[Items from an interface collection]
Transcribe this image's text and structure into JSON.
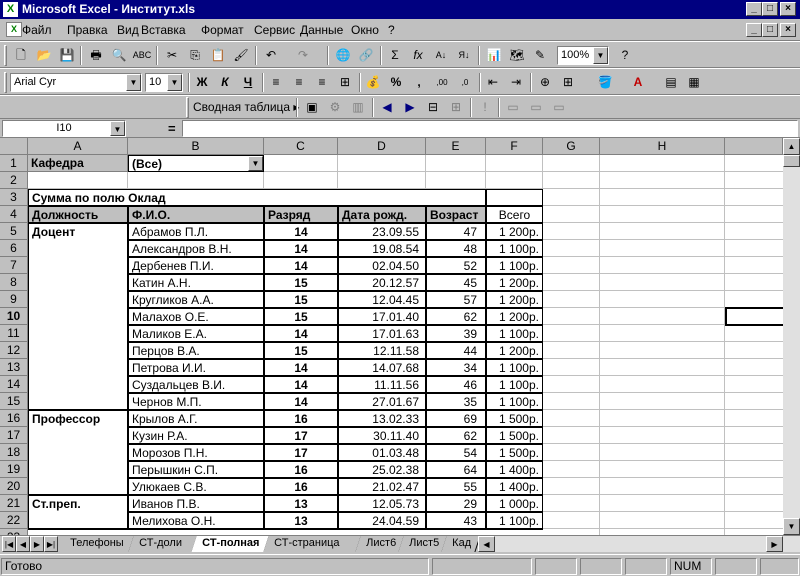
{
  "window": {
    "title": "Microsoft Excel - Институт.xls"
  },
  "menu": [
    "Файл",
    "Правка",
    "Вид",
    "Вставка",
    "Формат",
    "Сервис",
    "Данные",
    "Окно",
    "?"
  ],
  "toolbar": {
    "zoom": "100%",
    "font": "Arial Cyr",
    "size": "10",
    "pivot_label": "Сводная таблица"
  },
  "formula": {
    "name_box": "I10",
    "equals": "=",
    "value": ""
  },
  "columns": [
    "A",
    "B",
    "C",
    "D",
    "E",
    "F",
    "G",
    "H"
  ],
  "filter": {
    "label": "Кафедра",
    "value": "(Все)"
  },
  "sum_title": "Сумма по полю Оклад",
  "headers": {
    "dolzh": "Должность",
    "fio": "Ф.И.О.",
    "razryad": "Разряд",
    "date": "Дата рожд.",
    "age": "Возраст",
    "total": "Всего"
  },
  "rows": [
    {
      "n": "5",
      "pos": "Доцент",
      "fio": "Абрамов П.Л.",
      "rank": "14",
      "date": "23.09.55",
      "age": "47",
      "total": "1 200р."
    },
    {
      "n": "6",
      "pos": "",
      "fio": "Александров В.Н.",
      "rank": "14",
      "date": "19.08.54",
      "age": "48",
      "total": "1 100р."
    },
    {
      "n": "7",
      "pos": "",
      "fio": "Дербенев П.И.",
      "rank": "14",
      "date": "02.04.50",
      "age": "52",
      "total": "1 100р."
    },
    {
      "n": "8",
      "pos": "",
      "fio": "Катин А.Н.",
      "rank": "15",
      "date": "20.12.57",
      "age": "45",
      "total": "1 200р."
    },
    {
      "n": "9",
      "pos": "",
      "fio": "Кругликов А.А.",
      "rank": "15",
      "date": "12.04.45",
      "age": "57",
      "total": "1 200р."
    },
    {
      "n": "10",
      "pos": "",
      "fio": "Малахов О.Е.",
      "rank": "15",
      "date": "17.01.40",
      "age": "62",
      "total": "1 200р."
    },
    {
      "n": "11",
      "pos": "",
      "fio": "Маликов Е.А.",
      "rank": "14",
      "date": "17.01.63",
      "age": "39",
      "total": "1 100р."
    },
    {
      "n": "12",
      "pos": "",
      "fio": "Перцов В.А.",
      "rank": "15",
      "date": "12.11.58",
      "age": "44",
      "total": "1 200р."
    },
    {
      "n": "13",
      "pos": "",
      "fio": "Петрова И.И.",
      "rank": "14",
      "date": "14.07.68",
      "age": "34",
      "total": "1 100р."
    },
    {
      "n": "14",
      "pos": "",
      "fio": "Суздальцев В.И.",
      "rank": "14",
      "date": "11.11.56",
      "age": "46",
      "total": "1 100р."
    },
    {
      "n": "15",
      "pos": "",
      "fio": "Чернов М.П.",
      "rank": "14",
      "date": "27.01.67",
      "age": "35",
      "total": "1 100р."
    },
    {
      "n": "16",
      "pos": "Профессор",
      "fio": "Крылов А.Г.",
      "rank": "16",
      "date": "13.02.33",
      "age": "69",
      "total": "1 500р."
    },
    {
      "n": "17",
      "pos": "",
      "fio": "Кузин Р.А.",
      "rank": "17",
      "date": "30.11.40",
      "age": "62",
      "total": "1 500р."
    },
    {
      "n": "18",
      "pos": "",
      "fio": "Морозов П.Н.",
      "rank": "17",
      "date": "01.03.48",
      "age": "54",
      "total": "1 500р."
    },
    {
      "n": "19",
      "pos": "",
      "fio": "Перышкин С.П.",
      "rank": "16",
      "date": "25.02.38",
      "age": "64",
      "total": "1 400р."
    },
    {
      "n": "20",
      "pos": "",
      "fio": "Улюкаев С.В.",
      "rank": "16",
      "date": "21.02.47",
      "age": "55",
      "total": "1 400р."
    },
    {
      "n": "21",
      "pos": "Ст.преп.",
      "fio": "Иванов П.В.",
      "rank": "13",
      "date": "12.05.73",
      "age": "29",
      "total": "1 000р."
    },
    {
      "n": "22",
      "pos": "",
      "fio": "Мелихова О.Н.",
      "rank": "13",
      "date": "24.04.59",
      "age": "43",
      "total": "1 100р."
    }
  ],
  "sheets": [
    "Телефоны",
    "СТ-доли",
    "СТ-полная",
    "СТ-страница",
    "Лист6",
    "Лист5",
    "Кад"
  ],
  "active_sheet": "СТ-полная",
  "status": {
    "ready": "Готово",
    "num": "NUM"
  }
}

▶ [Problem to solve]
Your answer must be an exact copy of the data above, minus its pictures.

▶ [Expected answer]
Transcribe this image's text and structure into JSON.
{
  "window": {
    "title": "Microsoft Excel - Институт.xls"
  },
  "menu": [
    "Файл",
    "Правка",
    "Вид",
    "Вставка",
    "Формат",
    "Сервис",
    "Данные",
    "Окно",
    "?"
  ],
  "toolbar": {
    "zoom": "100%",
    "font": "Arial Cyr",
    "size": "10",
    "pivot_label": "Сводная таблица"
  },
  "formula": {
    "name_box": "I10",
    "equals": "=",
    "value": ""
  },
  "columns": [
    "A",
    "B",
    "C",
    "D",
    "E",
    "F",
    "G",
    "H"
  ],
  "filter": {
    "label": "Кафедра",
    "value": "(Все)"
  },
  "sum_title": "Сумма по полю Оклад",
  "headers": {
    "dolzh": "Должность",
    "fio": "Ф.И.О.",
    "razryad": "Разряд",
    "date": "Дата рожд.",
    "age": "Возраст",
    "total": "Всего"
  },
  "rows": [
    {
      "n": "5",
      "pos": "Доцент",
      "fio": "Абрамов П.Л.",
      "rank": "14",
      "date": "23.09.55",
      "age": "47",
      "total": "1 200р."
    },
    {
      "n": "6",
      "pos": "",
      "fio": "Александров В.Н.",
      "rank": "14",
      "date": "19.08.54",
      "age": "48",
      "total": "1 100р."
    },
    {
      "n": "7",
      "pos": "",
      "fio": "Дербенев П.И.",
      "rank": "14",
      "date": "02.04.50",
      "age": "52",
      "total": "1 100р."
    },
    {
      "n": "8",
      "pos": "",
      "fio": "Катин А.Н.",
      "rank": "15",
      "date": "20.12.57",
      "age": "45",
      "total": "1 200р."
    },
    {
      "n": "9",
      "pos": "",
      "fio": "Кругликов А.А.",
      "rank": "15",
      "date": "12.04.45",
      "age": "57",
      "total": "1 200р."
    },
    {
      "n": "10",
      "pos": "",
      "fio": "Малахов О.Е.",
      "rank": "15",
      "date": "17.01.40",
      "age": "62",
      "total": "1 200р."
    },
    {
      "n": "11",
      "pos": "",
      "fio": "Маликов Е.А.",
      "rank": "14",
      "date": "17.01.63",
      "age": "39",
      "total": "1 100р."
    },
    {
      "n": "12",
      "pos": "",
      "fio": "Перцов В.А.",
      "rank": "15",
      "date": "12.11.58",
      "age": "44",
      "total": "1 200р."
    },
    {
      "n": "13",
      "pos": "",
      "fio": "Петрова И.И.",
      "rank": "14",
      "date": "14.07.68",
      "age": "34",
      "total": "1 100р."
    },
    {
      "n": "14",
      "pos": "",
      "fio": "Суздальцев В.И.",
      "rank": "14",
      "date": "11.11.56",
      "age": "46",
      "total": "1 100р."
    },
    {
      "n": "15",
      "pos": "",
      "fio": "Чернов М.П.",
      "rank": "14",
      "date": "27.01.67",
      "age": "35",
      "total": "1 100р."
    },
    {
      "n": "16",
      "pos": "Профессор",
      "fio": "Крылов А.Г.",
      "rank": "16",
      "date": "13.02.33",
      "age": "69",
      "total": "1 500р."
    },
    {
      "n": "17",
      "pos": "",
      "fio": "Кузин Р.А.",
      "rank": "17",
      "date": "30.11.40",
      "age": "62",
      "total": "1 500р."
    },
    {
      "n": "18",
      "pos": "",
      "fio": "Морозов П.Н.",
      "rank": "17",
      "date": "01.03.48",
      "age": "54",
      "total": "1 500р."
    },
    {
      "n": "19",
      "pos": "",
      "fio": "Перышкин С.П.",
      "rank": "16",
      "date": "25.02.38",
      "age": "64",
      "total": "1 400р."
    },
    {
      "n": "20",
      "pos": "",
      "fio": "Улюкаев С.В.",
      "rank": "16",
      "date": "21.02.47",
      "age": "55",
      "total": "1 400р."
    },
    {
      "n": "21",
      "pos": "Ст.преп.",
      "fio": "Иванов П.В.",
      "rank": "13",
      "date": "12.05.73",
      "age": "29",
      "total": "1 000р."
    },
    {
      "n": "22",
      "pos": "",
      "fio": "Мелихова О.Н.",
      "rank": "13",
      "date": "24.04.59",
      "age": "43",
      "total": "1 100р."
    }
  ],
  "sheets": [
    "Телефоны",
    "СТ-доли",
    "СТ-полная",
    "СТ-страница",
    "Лист6",
    "Лист5",
    "Кад"
  ],
  "active_sheet": "СТ-полная",
  "status": {
    "ready": "Готово",
    "num": "NUM"
  }
}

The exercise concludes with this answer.